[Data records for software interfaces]
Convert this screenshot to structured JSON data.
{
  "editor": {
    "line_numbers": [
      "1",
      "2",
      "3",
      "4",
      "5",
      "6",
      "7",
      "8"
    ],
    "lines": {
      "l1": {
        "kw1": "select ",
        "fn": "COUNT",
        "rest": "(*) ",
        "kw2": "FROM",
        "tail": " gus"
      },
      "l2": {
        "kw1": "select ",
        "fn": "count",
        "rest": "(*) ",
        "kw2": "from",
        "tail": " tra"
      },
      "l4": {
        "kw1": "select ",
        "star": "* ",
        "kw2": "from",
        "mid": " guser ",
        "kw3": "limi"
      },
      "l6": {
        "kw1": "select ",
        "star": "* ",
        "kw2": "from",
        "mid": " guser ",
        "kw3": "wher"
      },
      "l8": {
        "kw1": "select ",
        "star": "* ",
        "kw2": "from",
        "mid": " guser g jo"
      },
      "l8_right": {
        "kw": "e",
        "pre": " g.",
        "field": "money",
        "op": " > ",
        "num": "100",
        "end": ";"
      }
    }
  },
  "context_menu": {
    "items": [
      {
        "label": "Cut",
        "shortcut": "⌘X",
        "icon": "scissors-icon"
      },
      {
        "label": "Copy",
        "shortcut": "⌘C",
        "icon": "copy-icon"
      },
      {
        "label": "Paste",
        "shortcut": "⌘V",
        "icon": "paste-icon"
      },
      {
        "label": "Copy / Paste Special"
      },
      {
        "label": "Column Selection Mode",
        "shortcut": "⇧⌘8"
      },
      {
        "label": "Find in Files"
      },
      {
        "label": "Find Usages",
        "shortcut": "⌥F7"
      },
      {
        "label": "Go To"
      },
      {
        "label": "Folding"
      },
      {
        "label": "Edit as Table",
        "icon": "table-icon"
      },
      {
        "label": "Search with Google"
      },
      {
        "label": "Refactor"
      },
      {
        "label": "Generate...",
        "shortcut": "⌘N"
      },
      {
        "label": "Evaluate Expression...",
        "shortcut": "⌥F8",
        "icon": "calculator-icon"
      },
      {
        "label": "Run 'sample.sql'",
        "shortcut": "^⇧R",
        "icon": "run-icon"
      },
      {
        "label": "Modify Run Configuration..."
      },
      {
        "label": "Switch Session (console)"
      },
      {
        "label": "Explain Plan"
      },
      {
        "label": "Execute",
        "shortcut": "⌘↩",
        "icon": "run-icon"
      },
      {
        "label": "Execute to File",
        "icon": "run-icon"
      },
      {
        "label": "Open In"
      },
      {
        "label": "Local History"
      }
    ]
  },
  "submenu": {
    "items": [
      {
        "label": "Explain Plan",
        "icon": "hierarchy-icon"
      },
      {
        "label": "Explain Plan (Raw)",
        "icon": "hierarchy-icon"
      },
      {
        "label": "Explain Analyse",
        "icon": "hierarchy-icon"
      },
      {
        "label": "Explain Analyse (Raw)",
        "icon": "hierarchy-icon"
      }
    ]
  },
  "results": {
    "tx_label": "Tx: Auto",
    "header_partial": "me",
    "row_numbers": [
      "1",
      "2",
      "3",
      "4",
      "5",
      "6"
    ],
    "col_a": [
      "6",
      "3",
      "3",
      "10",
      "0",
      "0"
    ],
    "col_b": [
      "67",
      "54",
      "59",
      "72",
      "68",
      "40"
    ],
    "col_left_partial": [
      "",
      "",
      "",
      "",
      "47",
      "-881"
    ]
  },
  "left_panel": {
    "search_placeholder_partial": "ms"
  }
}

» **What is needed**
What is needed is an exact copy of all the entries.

» **Expected answer**
Convert this screenshot to structured JSON data.
{
  "editor": {
    "line_numbers": [
      "1",
      "2",
      "3",
      "4",
      "5",
      "6",
      "7",
      "8"
    ],
    "lines": {
      "l1": {
        "kw1": "select ",
        "fn": "COUNT",
        "rest": "(*) ",
        "kw2": "FROM",
        "tail": " gus"
      },
      "l2": {
        "kw1": "select ",
        "fn": "count",
        "rest": "(*) ",
        "kw2": "from",
        "tail": " tra"
      },
      "l4": {
        "kw1": "select ",
        "star": "* ",
        "kw2": "from",
        "mid": " guser ",
        "kw3": "limi"
      },
      "l6": {
        "kw1": "select ",
        "star": "* ",
        "kw2": "from",
        "mid": " guser ",
        "kw3": "wher"
      },
      "l8": {
        "kw1": "select ",
        "star": "* ",
        "kw2": "from",
        "mid": " guser g jo"
      },
      "l8_right": {
        "kw": "e",
        "pre": " g.",
        "field": "money",
        "op": " > ",
        "num": "100",
        "end": ";"
      }
    }
  },
  "context_menu": {
    "items": [
      {
        "label": "Cut",
        "shortcut": "⌘X",
        "icon": "scissors-icon"
      },
      {
        "label": "Copy",
        "shortcut": "⌘C",
        "icon": "copy-icon"
      },
      {
        "label": "Paste",
        "shortcut": "⌘V",
        "icon": "paste-icon"
      },
      {
        "label": "Copy / Paste Special"
      },
      {
        "label": "Column Selection Mode",
        "shortcut": "⇧⌘8"
      },
      {
        "label": "Find in Files"
      },
      {
        "label": "Find Usages",
        "shortcut": "⌥F7"
      },
      {
        "label": "Go To"
      },
      {
        "label": "Folding"
      },
      {
        "label": "Edit as Table",
        "icon": "table-icon"
      },
      {
        "label": "Search with Google"
      },
      {
        "label": "Refactor"
      },
      {
        "label": "Generate...",
        "shortcut": "⌘N"
      },
      {
        "label": "Evaluate Expression...",
        "shortcut": "⌥F8",
        "icon": "calculator-icon"
      },
      {
        "label": "Run 'sample.sql'",
        "shortcut": "^⇧R",
        "icon": "run-icon"
      },
      {
        "label": "Modify Run Configuration..."
      },
      {
        "label": "Switch Session (console)"
      },
      {
        "label": "Explain Plan"
      },
      {
        "label": "Execute",
        "shortcut": "⌘↩",
        "icon": "run-icon"
      },
      {
        "label": "Execute to File",
        "icon": "run-icon"
      },
      {
        "label": "Open In"
      },
      {
        "label": "Local History"
      }
    ]
  },
  "submenu": {
    "items": [
      {
        "label": "Explain Plan",
        "icon": "hierarchy-icon"
      },
      {
        "label": "Explain Plan (Raw)",
        "icon": "hierarchy-icon"
      },
      {
        "label": "Explain Analyse",
        "icon": "hierarchy-icon"
      },
      {
        "label": "Explain Analyse (Raw)",
        "icon": "hierarchy-icon"
      }
    ]
  },
  "results": {
    "tx_label": "Tx: Auto",
    "header_partial": "me",
    "row_numbers": [
      "1",
      "2",
      "3",
      "4",
      "5",
      "6"
    ],
    "col_a": [
      "6",
      "3",
      "3",
      "10",
      "0",
      "0"
    ],
    "col_b": [
      "67",
      "54",
      "59",
      "72",
      "68",
      "40"
    ],
    "col_left_partial": [
      "",
      "",
      "",
      "",
      "47",
      "-881"
    ]
  },
  "left_panel": {
    "search_placeholder_partial": "ms"
  }
}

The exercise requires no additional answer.